The Mäki-Matti family park provides both indoor and outdoor facilities. The old red buildings house a kitchen, bathrooms, and indoor activity areas. Outside are play areas and picnic spots.





A concerned citizen recently wrote in to the Keski-Suomalainen (our local paper)with the opinion that if Harju's trees were cut down and if the grass was mowed regularly it would be a much nicer place to spend time. I beg to differ.





Harjun Kesäteatteri-The Harju Summer Theater. This summer will feature a production of Kullervo.





There is a large building on the top of the Hill known as Vesilinna (Water Castle) which houses a water tower and an observation gallery which offers the best possible view of Jyväskylä. Vesilinna is also home to the Natural History Museum of Central Finland (Keski-Suomen Luontomuseo) and Restaurant Vesilinna.
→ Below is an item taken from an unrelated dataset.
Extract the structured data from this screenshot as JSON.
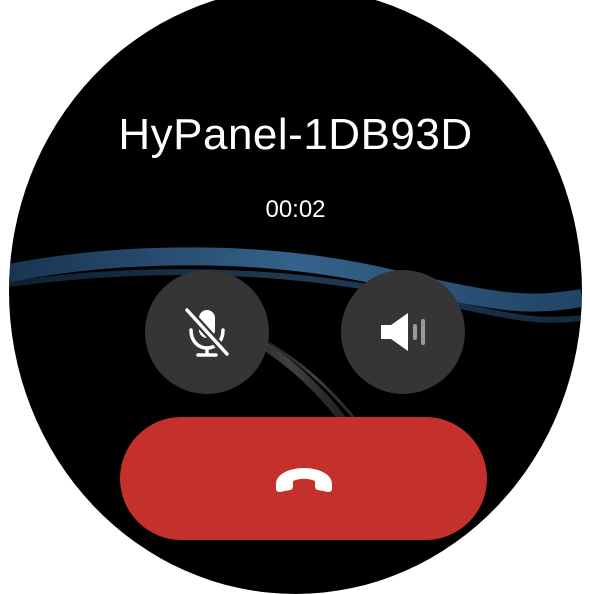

Some views from the observation gallery.





A view of Harjon Stadion-Harju Stadium, home to soccer team FC JJK and American Football Team Jyväskylä Jaguars as well as track and field events.




Looking towards Lake Tuomiojärvi. Click here for my earlier post about this lake.



Looking towards Lake Jyväsjärvi.




Looking towards downtown.




Looking down the Harju steps. Like any good summer walk, this one ended with ice cream from the convenient kiosk, located at the bottom of the steps. My favorite flavor is currently Ingman Liquorice. Its really tasty - lemon ice cream with liquorice swirls.